**What you have to do**: Each line of the data that includes the string "Exteriors" is to be copied out.

(Web page and app entries)
——
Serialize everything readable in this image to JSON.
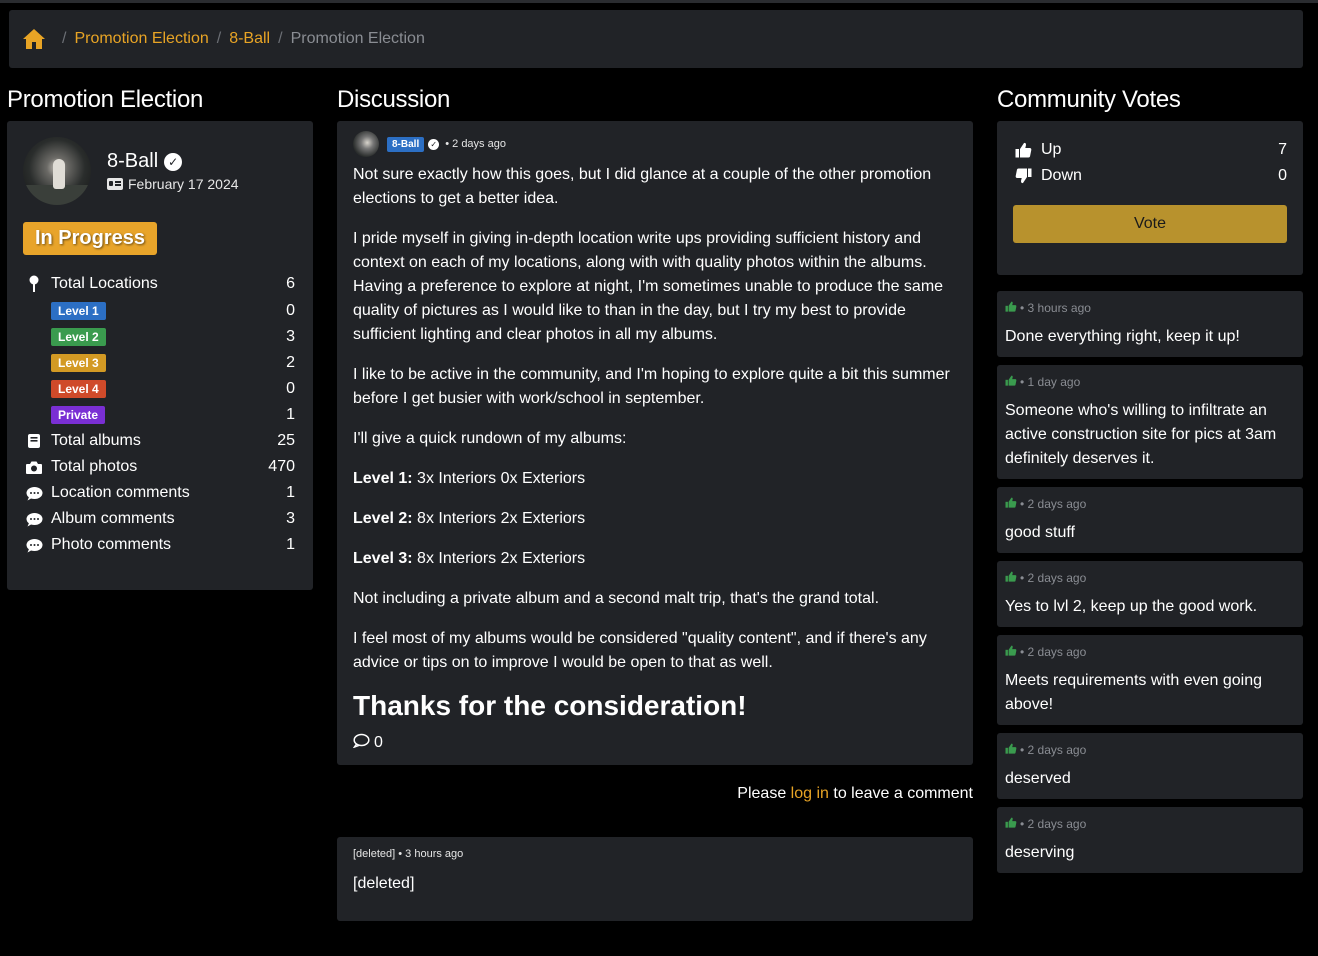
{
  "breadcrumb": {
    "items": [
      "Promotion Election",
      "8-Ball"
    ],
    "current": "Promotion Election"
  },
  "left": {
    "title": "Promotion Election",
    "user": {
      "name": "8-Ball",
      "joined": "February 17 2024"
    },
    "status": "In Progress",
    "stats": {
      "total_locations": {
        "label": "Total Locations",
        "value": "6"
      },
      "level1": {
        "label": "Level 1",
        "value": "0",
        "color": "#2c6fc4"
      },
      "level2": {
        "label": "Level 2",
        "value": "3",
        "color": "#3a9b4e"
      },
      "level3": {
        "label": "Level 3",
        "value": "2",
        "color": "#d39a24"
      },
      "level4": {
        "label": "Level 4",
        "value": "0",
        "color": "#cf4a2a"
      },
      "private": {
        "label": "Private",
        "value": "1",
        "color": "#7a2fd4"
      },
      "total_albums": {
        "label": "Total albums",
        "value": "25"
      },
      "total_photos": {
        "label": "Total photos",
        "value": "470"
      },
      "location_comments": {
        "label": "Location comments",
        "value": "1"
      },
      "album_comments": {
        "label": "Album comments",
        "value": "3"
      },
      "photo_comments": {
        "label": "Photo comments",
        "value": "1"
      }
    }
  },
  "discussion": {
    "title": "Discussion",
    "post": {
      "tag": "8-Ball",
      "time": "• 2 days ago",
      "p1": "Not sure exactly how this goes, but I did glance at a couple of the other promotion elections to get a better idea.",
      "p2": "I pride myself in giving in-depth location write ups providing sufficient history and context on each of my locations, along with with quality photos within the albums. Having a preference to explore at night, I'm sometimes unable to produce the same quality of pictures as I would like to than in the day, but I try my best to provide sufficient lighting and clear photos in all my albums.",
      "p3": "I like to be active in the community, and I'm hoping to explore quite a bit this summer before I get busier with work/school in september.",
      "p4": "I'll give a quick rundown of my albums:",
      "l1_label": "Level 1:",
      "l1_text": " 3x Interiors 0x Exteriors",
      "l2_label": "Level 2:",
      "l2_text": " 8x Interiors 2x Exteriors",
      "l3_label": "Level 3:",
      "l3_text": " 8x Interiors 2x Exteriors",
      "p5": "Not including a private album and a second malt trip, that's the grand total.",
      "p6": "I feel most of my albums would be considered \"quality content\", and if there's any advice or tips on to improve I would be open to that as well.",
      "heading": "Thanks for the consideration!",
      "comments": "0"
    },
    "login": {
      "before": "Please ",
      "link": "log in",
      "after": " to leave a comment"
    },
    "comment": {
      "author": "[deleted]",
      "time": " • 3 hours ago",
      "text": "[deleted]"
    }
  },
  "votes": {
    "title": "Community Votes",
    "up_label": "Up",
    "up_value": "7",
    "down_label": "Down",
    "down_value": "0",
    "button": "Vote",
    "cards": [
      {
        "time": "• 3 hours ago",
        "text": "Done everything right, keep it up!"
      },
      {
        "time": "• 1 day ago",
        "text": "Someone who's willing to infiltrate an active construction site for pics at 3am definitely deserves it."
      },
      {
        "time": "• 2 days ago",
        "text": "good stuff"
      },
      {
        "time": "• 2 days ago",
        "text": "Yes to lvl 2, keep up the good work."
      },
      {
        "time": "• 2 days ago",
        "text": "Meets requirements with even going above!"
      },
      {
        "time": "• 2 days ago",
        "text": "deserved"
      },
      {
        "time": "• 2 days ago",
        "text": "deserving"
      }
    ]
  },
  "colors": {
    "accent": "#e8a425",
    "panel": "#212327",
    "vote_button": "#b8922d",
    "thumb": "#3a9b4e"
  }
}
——
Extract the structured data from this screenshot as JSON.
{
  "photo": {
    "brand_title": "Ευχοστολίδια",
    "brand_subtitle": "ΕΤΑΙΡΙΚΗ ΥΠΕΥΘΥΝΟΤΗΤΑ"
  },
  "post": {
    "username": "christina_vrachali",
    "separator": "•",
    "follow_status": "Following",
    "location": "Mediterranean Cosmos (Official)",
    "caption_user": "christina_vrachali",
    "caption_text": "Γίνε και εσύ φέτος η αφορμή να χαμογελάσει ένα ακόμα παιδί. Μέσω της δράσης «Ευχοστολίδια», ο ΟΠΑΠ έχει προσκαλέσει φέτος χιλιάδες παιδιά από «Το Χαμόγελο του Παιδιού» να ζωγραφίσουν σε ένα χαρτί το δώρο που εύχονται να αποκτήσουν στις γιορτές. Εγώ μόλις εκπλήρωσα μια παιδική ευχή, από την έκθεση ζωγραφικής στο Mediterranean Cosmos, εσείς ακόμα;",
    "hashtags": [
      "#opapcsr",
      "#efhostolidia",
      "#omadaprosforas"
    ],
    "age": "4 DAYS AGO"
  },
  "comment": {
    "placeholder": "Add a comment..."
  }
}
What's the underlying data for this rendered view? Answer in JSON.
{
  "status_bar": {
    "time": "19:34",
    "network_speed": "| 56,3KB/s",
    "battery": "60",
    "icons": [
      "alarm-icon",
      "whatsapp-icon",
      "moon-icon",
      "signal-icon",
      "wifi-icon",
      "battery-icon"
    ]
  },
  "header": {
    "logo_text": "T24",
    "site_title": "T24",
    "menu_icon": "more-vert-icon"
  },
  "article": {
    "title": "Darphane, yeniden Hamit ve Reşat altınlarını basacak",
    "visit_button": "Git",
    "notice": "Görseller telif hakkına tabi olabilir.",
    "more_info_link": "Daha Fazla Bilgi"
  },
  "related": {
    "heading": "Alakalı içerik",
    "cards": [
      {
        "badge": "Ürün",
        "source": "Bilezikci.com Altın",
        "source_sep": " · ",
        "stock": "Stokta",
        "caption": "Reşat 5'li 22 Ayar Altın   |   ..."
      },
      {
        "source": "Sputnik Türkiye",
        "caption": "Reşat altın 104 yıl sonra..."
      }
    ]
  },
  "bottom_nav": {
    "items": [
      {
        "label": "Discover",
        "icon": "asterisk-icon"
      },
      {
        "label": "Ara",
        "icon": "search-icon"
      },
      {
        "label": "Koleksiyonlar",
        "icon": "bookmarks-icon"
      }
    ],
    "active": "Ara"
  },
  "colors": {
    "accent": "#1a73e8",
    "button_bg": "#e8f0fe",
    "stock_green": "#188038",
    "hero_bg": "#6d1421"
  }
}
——
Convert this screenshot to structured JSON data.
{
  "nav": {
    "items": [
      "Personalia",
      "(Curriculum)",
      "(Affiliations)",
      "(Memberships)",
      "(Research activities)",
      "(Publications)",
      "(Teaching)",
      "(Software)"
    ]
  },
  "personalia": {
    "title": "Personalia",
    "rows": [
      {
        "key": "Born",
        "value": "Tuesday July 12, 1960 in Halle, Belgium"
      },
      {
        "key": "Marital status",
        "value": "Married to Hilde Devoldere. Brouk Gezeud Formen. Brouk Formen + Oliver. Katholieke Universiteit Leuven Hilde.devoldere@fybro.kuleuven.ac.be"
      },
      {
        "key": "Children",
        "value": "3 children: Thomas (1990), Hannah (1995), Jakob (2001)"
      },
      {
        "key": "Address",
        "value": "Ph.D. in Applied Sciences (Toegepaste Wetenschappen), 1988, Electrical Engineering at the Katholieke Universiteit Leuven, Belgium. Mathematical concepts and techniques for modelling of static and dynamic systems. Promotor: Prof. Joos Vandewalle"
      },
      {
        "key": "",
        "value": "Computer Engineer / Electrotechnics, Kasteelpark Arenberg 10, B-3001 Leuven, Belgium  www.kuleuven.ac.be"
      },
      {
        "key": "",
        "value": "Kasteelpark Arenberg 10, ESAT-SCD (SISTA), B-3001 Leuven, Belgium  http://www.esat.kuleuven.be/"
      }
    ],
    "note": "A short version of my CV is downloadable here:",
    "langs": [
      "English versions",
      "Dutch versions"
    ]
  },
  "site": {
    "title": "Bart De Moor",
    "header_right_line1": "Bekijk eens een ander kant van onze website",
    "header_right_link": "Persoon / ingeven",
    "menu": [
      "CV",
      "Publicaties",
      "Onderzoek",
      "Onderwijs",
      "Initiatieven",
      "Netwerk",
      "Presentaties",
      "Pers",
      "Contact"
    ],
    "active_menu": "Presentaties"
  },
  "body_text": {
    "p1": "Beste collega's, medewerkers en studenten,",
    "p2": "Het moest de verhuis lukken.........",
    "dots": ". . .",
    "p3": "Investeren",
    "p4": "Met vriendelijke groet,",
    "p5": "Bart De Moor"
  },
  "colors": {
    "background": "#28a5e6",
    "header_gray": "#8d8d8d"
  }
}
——
**Result of the task**:
      "l1_text": " 3x Interiors 0x Exteriors",
      "l2_text": " 8x Interiors 2x Exteriors",
      "l3_text": " 8x Interiors 2x Exteriors",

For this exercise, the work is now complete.